Why doesn’t Boston have a Black Wall Street?
Last in a series
In a July news conference announcing his new contract with the Boston Celtics, NBA All-Star Jaylen Brown spoke about creating a Black Wall Street in Boston to fight the area’s wealth disparities. He recognizes that Boston lacks what many other cities have managed to develop. But why does Boston, a hub of innovation, have so few Black founders and entrepreneurs?
We are facing what late Harvard Business School professor Clayton Christensen called “The Innovator’s Dilemma.” The current ecosystem in Boston works well for its white stakeholders — startups, general and limited partners, and investors. But since the system works for them, they see nothing to fix. To them, the system needs a tweak at most. Those wanting to address the issue end up relegated to social impact, enterprise or purpose funds.
Many in the venture capital business point to the increase in Black VC partners, funds explicitly focused on investing in Black founders and the increasing number of Black tech entrepreneurs as proof the system is working. While that may be true elsewhere, it can’t be said for Greater Boston.
Is the solution really a segregated capital market like the old Negro Leagues for baseball? Should Black entrepreneurs relegate themselves to a separate ecosystem, hoping that whites will one day recognize the superior performance of some, like Jackie Robinson, and be motivated to invest in them?
Capitalism assumes market efficiency — that capital will flow freely to market opportunities unless there is market friction that leads to market failure. In such cases, the opportunity arises to intervene and correct the failure.
Massachusetts has billions of dollars of assets under management. But can elected officials and residents do more to increase the available funding for Black entrepreneurs? Are there ways to direct these funds on the basis of race that could withstand legal challenges?
Even though venture capital investments have quadrupled nationally over the last 10 years, only 1% of VC-backed founders are Black, with less than 1% of total venture capital funding going to Black founders.
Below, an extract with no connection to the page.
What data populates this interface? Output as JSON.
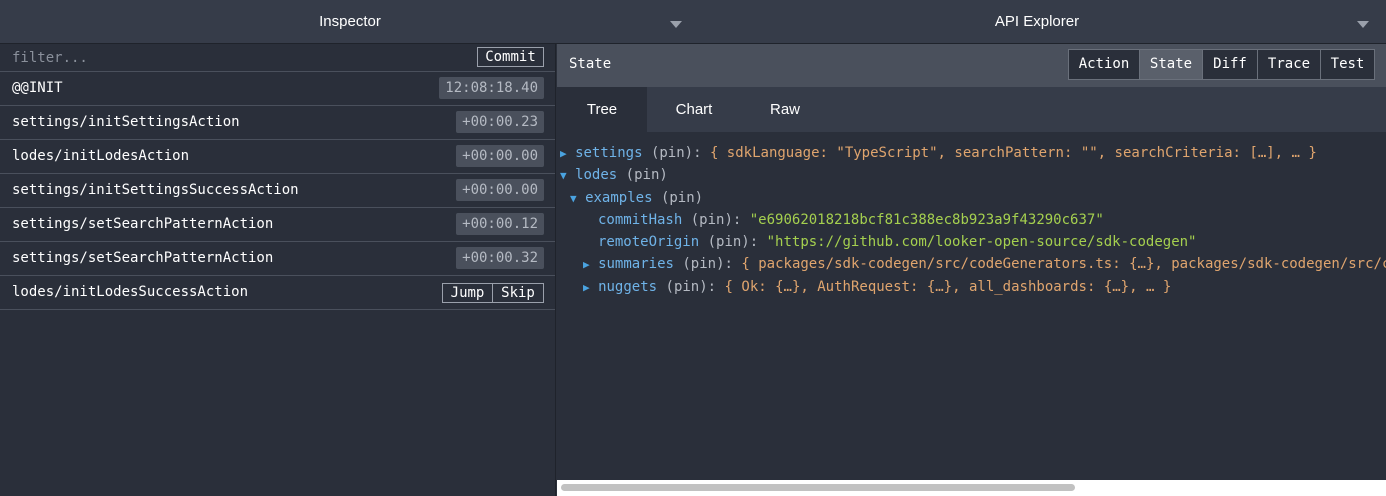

Possible reasons include:
• The largely white investment community’s inability to understand market problems and solutions addressed by Black-owned businesses.
• Systemic racism resulting in Black founders’ disproportionate lack of access to professional networks and friends-and-family rounds of VC funding.
• Communication difficulties resulting from cultural differences between the largely white investor community and Black founders.
• Unconscious bias on the part of the largely white investor community.
The result: According to DealEngine, 77% of startup investment flows to those with connections, and 87% of those startups fail. In other words, those with connections get the money, even though they are not necessarily better managers, nor do they necessarily have better ideas.
Jeff Bussgang, a general partner at Flybridge Capital Partners and senior lecturer at Harvard Business School, addresses the issue in his article, “Are VCs Racist? Explaining The Capital Gap.” His theory, based on research from the book “Blindspot: Hidden Biases of Good People” by Anthony Greenwald and Mahzarin Banaji, is that the unconscious personal bias of otherwise good people might be inhibiting them from making investments in Black-founded startups.
As a potential solution, Bussgang stresses the importance of innovation waves — emerging industries that tend to attract venture capitalists.
Since venture capitalists typically do not recognize the market potential of segments classified as niche or culturally relevant to the Black community, we should focus on helping Black entrepreneurs find businesses in market segments that VCs do understand. Bussgang pointed out five sectors that are projected to generate over $200 trillion worth of additional value in the next decade: artificial intelligence, battery technology, blockchain technology, robotics and gene sequencing.
If Black entrepreneurs start businesses in these sectors, they will be well-positioned to attract funding from venture capitalists and others that have historically underinvested in Black startups. Although racial bias blinds many investors to the opportunities in Black startups, the promise in these five burgeoning market sectors is so bright that investors should be able to spot the potential — even through their biased lens.
Ed Gaskin is executive director of Greater Grove Hall Main Streets.